Cars to consider could be the Jaguar E-Type which was pioneering in the 1960’s. It brung a host of technological improvements, extraordinary and a competitive price tag.
Which Supercars Will Appreciate In Value?
Here are our pick of a few future classics and supercars which will appreciate in value over the coming years.
When the McLaren Senna was first revealed many who had put down deposits weren’t overly pleased. There was a group of buyers who even contacted McLaren trying to cancel their orders.
However since further reveals, announcements and previews the McLaren Senna has been widely praised. Those who have been lucky enough to test the car in person praise its incredible track performance and believe it is more than worthy of the Senna name.
This has turned many early investor’s opinions, with buyers paying hundreds of thousands over the list price to make it on to the 500 short buyers list.
The first Senna models are being delivered June – July 2019 and we would look to see a few of these exclusive models hitting the market in late 2019, early 2020 with a price well above the initial list price.
If you are lucky enough to have a couple of million to invest, we would highly recommend the ever appreciating Ferrari Enzo.
It has come a long way since it’s initial £400,000 launch price back in 2002, and models are now worth just shy of £2,000,000. This is up on it’s 2018 valuation of £1,500,000.
If you can afford an investment of this price, it could be worth while purchasing an early model before it breaks the £2 million barrier.
Ferrari 599 GTO
Our pick to keep an eye on for the future is the Ferrari 599 GTO. The GTO is the road going version of the 599XX track concept car and only 599 were ever made, with 125 being shipped across the Atlantic to the USA, and the rest staying in Europe.
The 599 has depreciated fairly steadily since it’s launch in 2010, with newer models seeming more collectible.
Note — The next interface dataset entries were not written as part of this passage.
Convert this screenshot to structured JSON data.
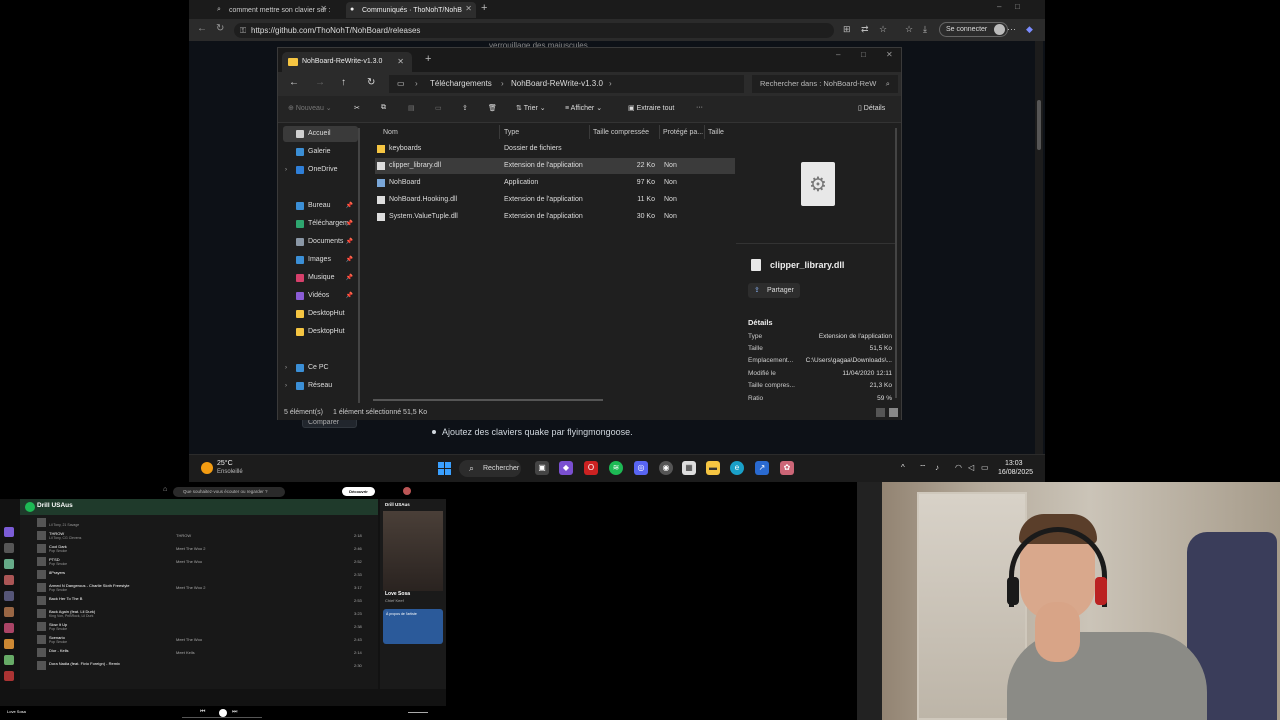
{
  "browser": {
    "tabs": [
      {
        "label": "comment mettre son clavier sur :",
        "icon": "search-icon"
      },
      {
        "label": "Communiqués · ThoNohT/NohB",
        "icon": "github-icon"
      }
    ],
    "url": "https://github.com/ThoNohT/NohBoard/releases",
    "signin": "Se connecter",
    "page_text_behind": "verrouillage des majuscules",
    "page_bullet": "Ajoutez des claviers quake par flyingmongoose.",
    "compare_button": "Comparer"
  },
  "explorer": {
    "tab_title": "NohBoard-ReWrite-v1.3.0",
    "path": [
      "Téléchargements",
      "NohBoard-ReWrite-v1.3.0"
    ],
    "search_placeholder": "Rechercher dans : NohBoard-ReW",
    "toolbar": {
      "new": "Nouveau",
      "sort": "Trier",
      "view": "Afficher",
      "extract": "Extraire tout",
      "more": "···",
      "details": "Détails"
    },
    "sidebar": [
      {
        "label": "Accueil",
        "icon": "home-icon",
        "color": "#d0d0d0"
      },
      {
        "label": "Galerie",
        "icon": "gallery-icon",
        "color": "#3b8fd6"
      },
      {
        "label": "OneDrive",
        "icon": "onedrive-icon",
        "color": "#2f7fd8"
      },
      {
        "label": "Bureau",
        "icon": "desktop-icon",
        "color": "#3b8fd6"
      },
      {
        "label": "Téléchargem",
        "icon": "download-icon",
        "color": "#2ea66f"
      },
      {
        "label": "Documents",
        "icon": "documents-icon",
        "color": "#8a97a6"
      },
      {
        "label": "Images",
        "icon": "images-icon",
        "color": "#3b8fd6"
      },
      {
        "label": "Musique",
        "icon": "music-icon",
        "color": "#d6406b"
      },
      {
        "label": "Vidéos",
        "icon": "videos-icon",
        "color": "#8b5cd6"
      },
      {
        "label": "DesktopHut",
        "icon": "folder-icon",
        "color": "#f5c542"
      },
      {
        "label": "DesktopHut",
        "icon": "folder-icon",
        "color": "#f5c542"
      },
      {
        "label": "Ce PC",
        "icon": "pc-icon",
        "color": "#3b8fd6"
      },
      {
        "label": "Réseau",
        "icon": "network-icon",
        "color": "#3b8fd6"
      }
    ],
    "columns": [
      "Nom",
      "Type",
      "Taille compressée",
      "Protégé pa...",
      "Taille"
    ],
    "files": [
      {
        "name": "keyboards",
        "type": "Dossier de fichiers",
        "size": "",
        "protected": "",
        "icon": "folder-icon"
      },
      {
        "name": "clipper_library.dll",
        "type": "Extension de l'application",
        "size": "22 Ko",
        "protected": "Non",
        "icon": "dll-icon"
      },
      {
        "name": "NohBoard",
        "type": "Application",
        "size": "97 Ko",
        "protected": "Non",
        "icon": "app-icon"
      },
      {
        "name": "NohBoard.Hooking.dll",
        "type": "Extension de l'application",
        "size": "11 Ko",
        "protected": "Non",
        "icon": "dll-icon"
      },
      {
        "name": "System.ValueTuple.dll",
        "type": "Extension de l'application",
        "size": "30 Ko",
        "protected": "Non",
        "icon": "dll-icon"
      }
    ],
    "details": {
      "filename": "clipper_library.dll",
      "share": "Partager",
      "heading": "Détails",
      "props": [
        {
          "k": "Type",
          "v": "Extension de l'application"
        },
        {
          "k": "Taille",
          "v": "51,5 Ko"
        },
        {
          "k": "Emplacement...",
          "v": "C:\\Users\\gagaa\\Downloads\\..."
        },
        {
          "k": "Modifié le",
          "v": "11/04/2020 12:11"
        },
        {
          "k": "Taille compres...",
          "v": "21,3 Ko"
        },
        {
          "k": "Ratio",
          "v": "59 %"
        }
      ]
    },
    "status": {
      "count": "5 élément(s)",
      "selected": "1 élément sélectionné  51,5 Ko"
    }
  },
  "taskbar": {
    "temp": "25°C",
    "weather": "Ensoleillé",
    "search": "Rechercher",
    "time": "13:03",
    "date": "16/08/2025"
  },
  "spotify": {
    "search_placeholder": "Que souhaitez-vous écouter ou regarder ?",
    "premium": "Découvrir Premium",
    "playlist_title": "Drill USAus",
    "tracks": [
      {
        "n": "",
        "title": "",
        "artist": "Lil Tony, 21 Savage",
        "album": "",
        "date": "",
        "dur": ""
      },
      {
        "n": "",
        "title": "THROW",
        "artist": "Lil Tony, CG Clevens",
        "album": "THROW",
        "date": "",
        "dur": "2:18"
      },
      {
        "n": "",
        "title": "Cool Dark",
        "artist": "Pop Smoke",
        "album": "Meet The Woo 2",
        "date": "",
        "dur": "2:46"
      },
      {
        "n": "",
        "title": "PTSD",
        "artist": "Pop Smoke",
        "album": "Meet The Woo",
        "date": "",
        "dur": "2:52"
      },
      {
        "n": "",
        "title": "8Prayers",
        "artist": "",
        "album": "",
        "date": "",
        "dur": "2:33"
      },
      {
        "n": "",
        "title": "Armed N Dangerous - Charlie Sloth Freestyle",
        "artist": "Pop Smoke",
        "album": "Meet The Woo 2",
        "date": "",
        "dur": "3:17"
      },
      {
        "n": "",
        "title": "Back Her To The B",
        "artist": "",
        "album": "",
        "date": "",
        "dur": "2:53"
      },
      {
        "n": "",
        "title": "Back Again (feat. Lil Durk)",
        "artist": "King Von, PnBRock, Lil Durk",
        "album": "",
        "date": "",
        "dur": "3:23"
      },
      {
        "n": "",
        "title": "Slow It Up",
        "artist": "Pop Smoke",
        "album": "",
        "date": "",
        "dur": "2:38"
      },
      {
        "n": "",
        "title": "Scenario",
        "artist": "Pop Smoke",
        "album": "Meet The Woo",
        "date": "",
        "dur": "2:43"
      },
      {
        "n": "",
        "title": "Dior - Kells",
        "artist": "",
        "album": "Meet Kells",
        "date": "",
        "dur": "2:14"
      },
      {
        "n": "",
        "title": "Dora Nadia (feat. Fivio Foreign) - Remix",
        "artist": "",
        "album": "",
        "date": "",
        "dur": "2:30"
      }
    ],
    "now_playing": {
      "title": "Love Sosa",
      "artist": "Chief Keef"
    },
    "side_title": "Drill USAus",
    "about": "À propos de l'artiste"
  },
  "colors": {
    "browser_bg": "#202124",
    "explorer_bg": "#1f1f1f",
    "spotify_green": "#1db954",
    "github_bg": "#0d1117"
  }
}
It has dropped slowly from its £350,000 list price and we predict it to continue to depreciate for another year or so. After that we believe it will begin to see an upturn in value due to its limited production numbers and it’s V12 engine.
Not many supercars going forward will utilise a classic naturally aspirated 6litre V12, and this alone will help the 599 GTO’s value.